His father served in the office of notary public in the family's hometown. Alzheimer attended Aschaffenburg, Tübingen, Berlin, and Würzburg universities. He received a medical degree at Würzburg University in 1887. In the following year, he spent five months assisting mentally ill women, before he took an office in the city mental asylum in Frankfurt am Main: the Städtische Anstalt für Irre und Epileptische (Asylum for lunatics and epileptics). Emil Sioli was the dean of that asylum (1852-1922). Another neurologist, Franz Nissl (1860-1919), began to work in that same asylum with Alzheimer, and they knew each other. Much of Alzheimer's later work on brain pathology made use of Nissl's method of silver staining of the histological sections. Alzheimer was the co-founder and co-publisher of the journal Zeitschrift für die gesamte Neurologie und Psychiatrie.
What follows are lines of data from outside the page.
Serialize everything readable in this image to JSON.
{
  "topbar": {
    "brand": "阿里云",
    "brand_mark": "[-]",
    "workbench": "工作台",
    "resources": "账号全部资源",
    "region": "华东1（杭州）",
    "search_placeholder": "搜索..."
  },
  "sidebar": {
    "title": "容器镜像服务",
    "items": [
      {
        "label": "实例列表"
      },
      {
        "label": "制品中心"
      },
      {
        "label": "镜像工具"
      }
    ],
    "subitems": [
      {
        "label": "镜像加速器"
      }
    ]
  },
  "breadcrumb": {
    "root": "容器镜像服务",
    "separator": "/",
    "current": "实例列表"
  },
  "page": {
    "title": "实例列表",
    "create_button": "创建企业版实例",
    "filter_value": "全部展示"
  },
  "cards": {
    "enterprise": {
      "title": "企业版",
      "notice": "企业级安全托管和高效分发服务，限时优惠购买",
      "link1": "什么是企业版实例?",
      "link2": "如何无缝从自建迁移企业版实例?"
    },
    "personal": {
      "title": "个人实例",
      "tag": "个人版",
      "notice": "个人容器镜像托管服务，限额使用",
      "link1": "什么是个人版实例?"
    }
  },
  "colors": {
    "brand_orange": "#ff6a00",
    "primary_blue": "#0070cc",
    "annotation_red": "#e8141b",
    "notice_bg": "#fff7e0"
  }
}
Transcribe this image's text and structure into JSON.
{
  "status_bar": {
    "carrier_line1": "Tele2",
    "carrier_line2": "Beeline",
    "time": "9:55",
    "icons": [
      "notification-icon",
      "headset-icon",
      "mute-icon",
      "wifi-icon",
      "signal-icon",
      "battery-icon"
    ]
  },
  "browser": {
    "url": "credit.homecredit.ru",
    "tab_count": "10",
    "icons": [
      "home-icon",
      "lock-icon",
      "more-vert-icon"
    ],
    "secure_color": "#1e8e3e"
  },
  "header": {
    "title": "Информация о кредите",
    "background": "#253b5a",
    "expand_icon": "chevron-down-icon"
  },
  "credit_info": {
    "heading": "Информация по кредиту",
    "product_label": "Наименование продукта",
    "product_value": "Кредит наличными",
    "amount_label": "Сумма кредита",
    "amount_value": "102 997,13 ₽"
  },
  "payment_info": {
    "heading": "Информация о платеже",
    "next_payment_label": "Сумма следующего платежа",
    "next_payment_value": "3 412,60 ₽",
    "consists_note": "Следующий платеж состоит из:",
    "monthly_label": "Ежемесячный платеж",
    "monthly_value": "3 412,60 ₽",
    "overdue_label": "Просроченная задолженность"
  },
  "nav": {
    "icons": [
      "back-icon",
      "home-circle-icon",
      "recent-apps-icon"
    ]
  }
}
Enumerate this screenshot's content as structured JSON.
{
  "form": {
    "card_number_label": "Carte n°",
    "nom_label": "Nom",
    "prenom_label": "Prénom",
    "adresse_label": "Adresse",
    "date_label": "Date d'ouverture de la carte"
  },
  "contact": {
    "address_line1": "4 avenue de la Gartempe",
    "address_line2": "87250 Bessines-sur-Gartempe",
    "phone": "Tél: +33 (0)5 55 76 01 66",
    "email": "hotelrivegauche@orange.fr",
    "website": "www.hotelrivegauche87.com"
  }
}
He never wrote a book that he could call his own.
In 1901, Alzheimer observed a patient at the Frankfurt Asylum named Mrs. Auguste Deter. The 51-year-old patient had strange behavioral symptoms, including a loss of short-term memory. This patient would become his obsession over the coming years. In April 1906, Mrs. D. died and Alzheimer had the patient records and the brain sent to Munich where he was working at Kraepelin's lab. Together with two Italian physicians, he would use the staining techniques to identify amyloid plaques and neurofibrillary tangles. A speech given on 3 November 1906 would be the first time the pathology and the clinical symptoms of presenile dementia would be presented together. Through extremely fortunate circumstances the original microscope preparations on which Alzheimer based his description of the disease were rediscovered some years ago in Munich and his findings could thus be reevaluated..
Since German was the common language of science and especially of Psychology of the time, Kraepelin's use of Alzheimer's disease in a textbook would make the name famous. By 1911, the disease was being used by European physicians to diagnose patients in the US.
In mid-December 1915, Alzheimer fell ill on the train on the way to the University of Breslau, where he had been appointed professor of psychiatry in 1912. Most probably he had a streptococcal infection and subsequent rheumatic fever and kidney failure. He died of heart failure at the age of 51 in Breslau (now Wrocław, Poland).